E. Director’s Report

...Staff Recommendation on Video Taping...

I wasn’t able to attend the meeting. Earlier in the day, however, City Planning Director Patrick Ford assured me that the staff recommendation was not to ban videotaping, but to establish a written policy. He promised to e-mail that recommendation to me.

Some other background:

A 2003 publication from the Governor's Center for Local Government Services entitled "Open Meetings/Open Records: The Sunshine Act and the Right to Know Law" notes:

Recording Devices
The Sunshine Act allows persons attending public meetings to record the proceedings with recording devices.

This right extends to the use of videotaping equipment. (1) Public agencies are permitted to adopt reasonable rules governing the use of recording devices.

Persons who attend and verbally participate in public meetings must expect to have their statements recorded. (2)

Since zoning hearing board hearings are public meetings under the terms of the Sunshine Act, any citizen has a right to tape record the session.

Individuals speaking at the hearing must expect to have their statements
recorded. They can have no expectation of privacy which would afford them protection under the Federal Wire Tap Act.

1. Hain v. Board of School Directors of Reading School District, 641 A.2d 661, 163 Pa.Cmwlth. 479, 1994.
2. Harman v. Wetzel, 766 F.Supp. 271, E.D. Pa., 1991."

The PA Sunshine Act itself says:

"Section 711. Use of equipment during meetings
(a) Recording devices. Except as provided in subsection (b), a person attending a meeting of an agency shall have the right to use recording devices to record all the proceedings. Nothing in this section shall prohibit the agency from adopting and enforcing reasonable rules for their use under section 710 (relating to rules and regulations for conduct of meetings)."


Friday, March 2, 2007

Police Side-Jobs and Pittsburgh Cost Recovery: New Info

...Since the story aired...

I got a heads-up by e-mail this morning that The Burgh Report blog has posted extensive information and links about how other cities handle cost recovery for off-duty police details.

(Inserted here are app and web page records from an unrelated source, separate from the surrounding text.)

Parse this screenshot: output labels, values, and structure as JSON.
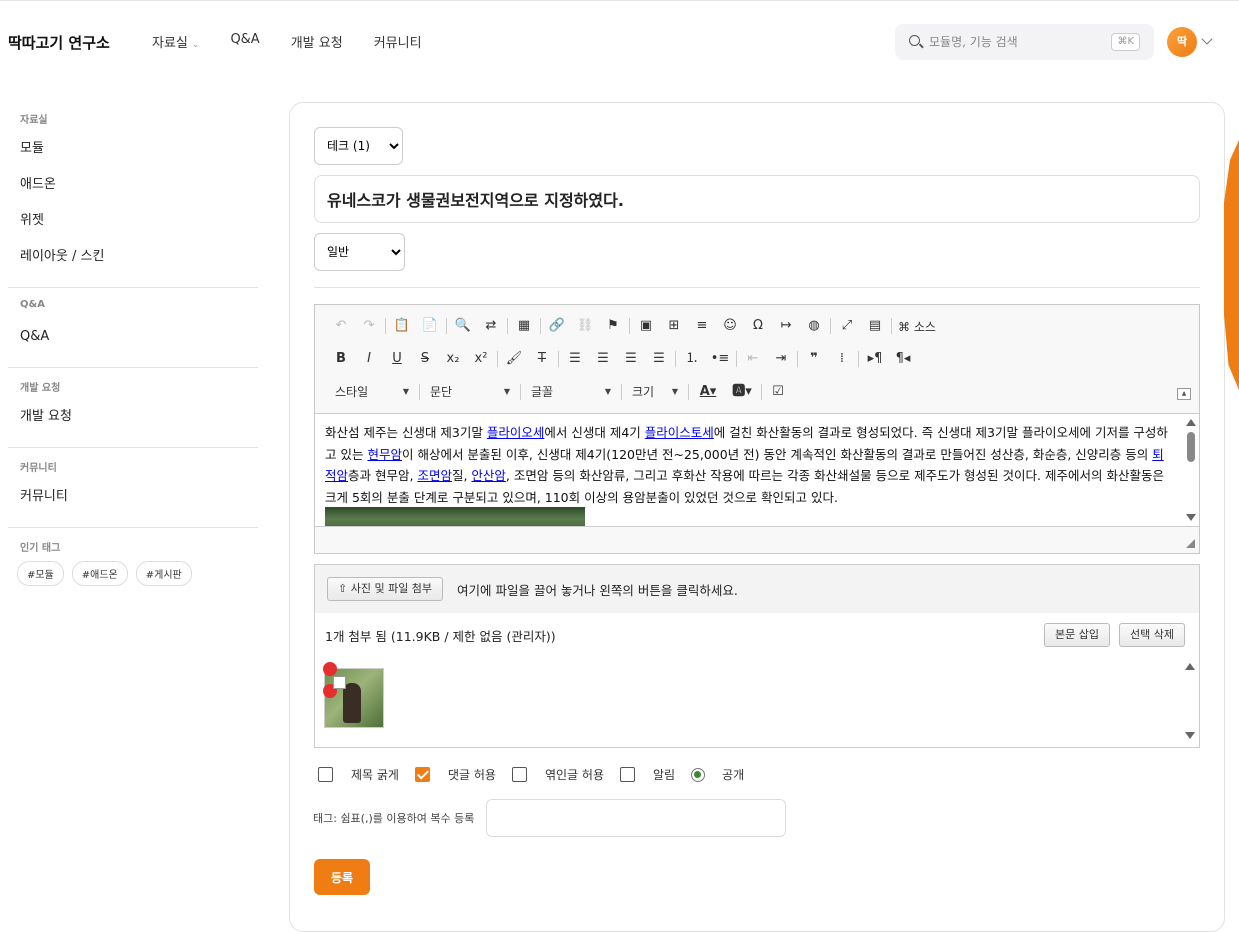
{
  "brand": "딱따고기 연구소",
  "nav": {
    "archive": "자료실",
    "qa": "Q&A",
    "dev_request": "개발 요청",
    "community": "커뮤니티"
  },
  "search": {
    "placeholder": "모듈명, 기능 검색",
    "shortcut": "⌘K"
  },
  "avatar_initial": "딱",
  "sidebar": {
    "archive": {
      "title": "자료실",
      "items": [
        "모듈",
        "애드온",
        "위젯",
        "레이아웃 / 스킨"
      ]
    },
    "qa": {
      "title": "Q&A",
      "items": [
        "Q&A"
      ]
    },
    "dev": {
      "title": "개발 요청",
      "items": [
        "개발 요청"
      ]
    },
    "community": {
      "title": "커뮤니티",
      "items": [
        "커뮤니티"
      ]
    },
    "tags": {
      "title": "인기 태그",
      "items": [
        "#모듈",
        "#애드온",
        "#게시판"
      ]
    }
  },
  "form": {
    "category": "테크 (1)",
    "title": "유네스코가 생물권보전지역으로 지정하였다.",
    "doc_type": "일반",
    "toolbar": {
      "source_label": "소스",
      "style": "스타일",
      "paragraph": "문단",
      "font": "글꼴",
      "size": "크기"
    },
    "body": {
      "t1": "화산섬 제주는 신생대 제3기말 ",
      "l1": "플라이오세",
      "t2": "에서 신생대 제4기 ",
      "l2": "플라이스토세",
      "t3": "에 걸친 화산활동의 결과로 형성되었다. 즉 신생대 제3기말 플라이오세에 기저를 구성하고 있는 ",
      "l3": "현무암",
      "t4": "이 해상에서 분출된 이후, 신생대 제4기(120만년 전~25,000년 전) 동안 계속적인 화산활동의 결과로 만들어진 성산층, 화순층, 신양리층 등의 ",
      "l4": "퇴적암",
      "t5": "층과 현무암, ",
      "l5": "조면암",
      "t6": "질, ",
      "l6": "안산암",
      "t7": ", 조면암 등의 화산암류, 그리고 후화산 작용에 따르는 각종 화산쇄설물 등으로 제주도가 형성된 것이다. 제주에서의 화산활동은 크게 5회의 분출 단계로 구분되고 있으며, 110회 이상의 용암분출이 있었던 것으로 확인되고 있다."
    },
    "attach": {
      "button": "사진 및 파일 첨부",
      "drop_text": "여기에 파일을 끌어 놓거나 왼쪽의 버튼을 클릭하세요.",
      "info": "1개 첨부 됨 (11.9KB / 제한 없음 (관리자))",
      "insert": "본문 삽입",
      "delete": "선택 삭제"
    },
    "options": {
      "bold_title": "제목 굵게",
      "allow_comment": "댓글 허용",
      "allow_trackback": "엮인글 허용",
      "notify": "알림",
      "public": "공개"
    },
    "tag_label": "태그: 쉼표(,)를 이용하여 복수 등록",
    "submit": "등록"
  },
  "colors": {
    "accent": "#f07d14",
    "link": "#0000ee"
  }
}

In working my Channel 4 Action News story last night, I had made calls to other cities for information about how they deal with this issue. None had gotten back to me in time for my deadline, so it wasn't included in the story. I did get some answers after the story aired, and had intended to blog about them this morning.

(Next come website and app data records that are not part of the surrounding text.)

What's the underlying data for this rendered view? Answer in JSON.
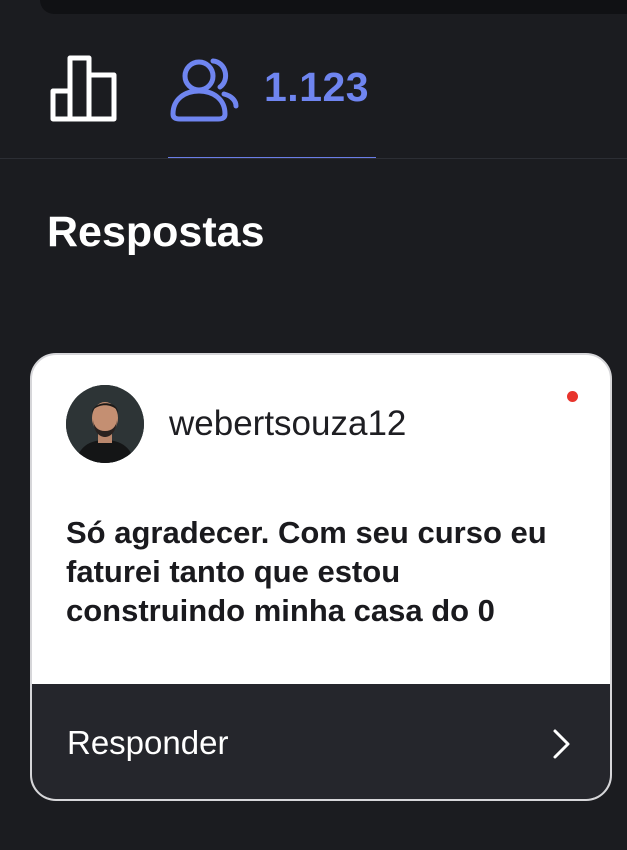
{
  "stats": {
    "audience_count": "1.123",
    "insights_icon": "bar-chart-icon",
    "audience_icon": "people-icon"
  },
  "section": {
    "title": "Respostas"
  },
  "response": {
    "username": "webertsouza12",
    "message": "Só agradecer. Com seu curso eu faturei tanto que estou construindo minha casa do 0",
    "reply_label": "Responder",
    "unread": true,
    "avatar_icon": "avatar-photo",
    "reply_icon": "chevron-right-icon"
  },
  "colors": {
    "background": "#1b1c20",
    "accent": "#6f85f0",
    "unread": "#e8342c",
    "card": "#ffffff",
    "reply_bar": "#25262c"
  }
}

Cleveland Police spokesman Lt. Thomas Stacho tells me that officers there are authorized to use police equipment, including cars and uniforms on secondary employment details--any "non-deadly' equipment. He says that none of the work is run through the city of Cleveland, that the hiring is all done directly through private employers with no cost recovery by city government. He says the Indians and the Browns both hire off-duty Cleveland police officers directly, without going through Cleveland's police department.

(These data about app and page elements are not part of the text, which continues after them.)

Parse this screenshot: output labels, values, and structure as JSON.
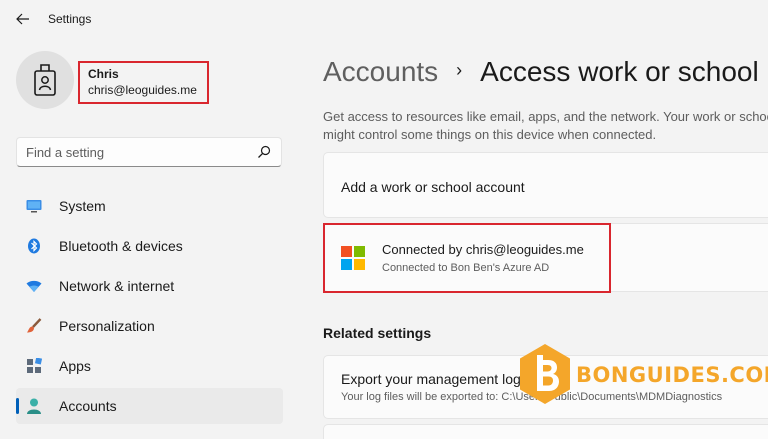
{
  "window": {
    "title": "Settings"
  },
  "user": {
    "name": "Chris",
    "email": "chris@leoguides.me"
  },
  "search": {
    "placeholder": "Find a setting"
  },
  "nav": {
    "items": [
      {
        "label": "System",
        "icon": "monitor-icon"
      },
      {
        "label": "Bluetooth & devices",
        "icon": "bluetooth-icon"
      },
      {
        "label": "Network & internet",
        "icon": "wifi-icon"
      },
      {
        "label": "Personalization",
        "icon": "brush-icon"
      },
      {
        "label": "Apps",
        "icon": "apps-icon"
      },
      {
        "label": "Accounts",
        "icon": "person-icon",
        "selected": true
      }
    ]
  },
  "breadcrumb": {
    "parent": "Accounts",
    "separator": "›",
    "current": "Access work or school"
  },
  "description": "Get access to resources like email, apps, and the network. Your work or school might control some things on this device when connected.",
  "add_account": {
    "label": "Add a work or school account"
  },
  "connected": {
    "title": "Connected by chris@leoguides.me",
    "subtitle": "Connected to Bon Ben's Azure AD"
  },
  "related": {
    "title": "Related settings",
    "export": {
      "title": "Export your management log files",
      "subtitle": "Your log files will be exported to: C:\\Users\\Public\\Documents\\MDMDiagnostics"
    }
  },
  "watermark": {
    "text": "BONGUIDES.COM"
  },
  "colors": {
    "accent": "#005fb8",
    "highlight": "#d9262e",
    "watermark": "#f4a62a"
  }
}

Lt. Stacho suggested I check out Boston for a contrasting example. The police spokesman there tells me that Massachusetts law requires Boston to control what are called "paid details" there. He says Massachusetts and Louisiana are the only two states he knows of with such a requirement. He says a business wishing to hire a Boston police officer for a "paid detail" outside a regular shift must do so through the city. Their pay rate for the "detail" is not overtime, but a different, established, agreed upon rate.

I'm still waiting to hear back from the Philadelphia police public affairs unit.

By the way, while checking out Boston police on the web, I discovered that the police department has its own excellent blog. It uses the blog as a means to quickly and completely inform both the media and the public about crime, public safety, and other police matters.

For any readers who are new to checking out Pittsburgh area blogs, I should note that the burghosphere has been bubbling with detailed analysis-and-opinion posts on this topic for some weeks. The People's Republic of Pittsburgh, for example, has posted not one, but a second and a third installment.

The Post-Gazette's elections blog "Early Returns" has some insights as to why this has become a hot topic in the mayor's race.

I knocked out this post quickly this morning, before making my rounds of news and blog websites, so there may be a ton of other new info out there that I've not read yet.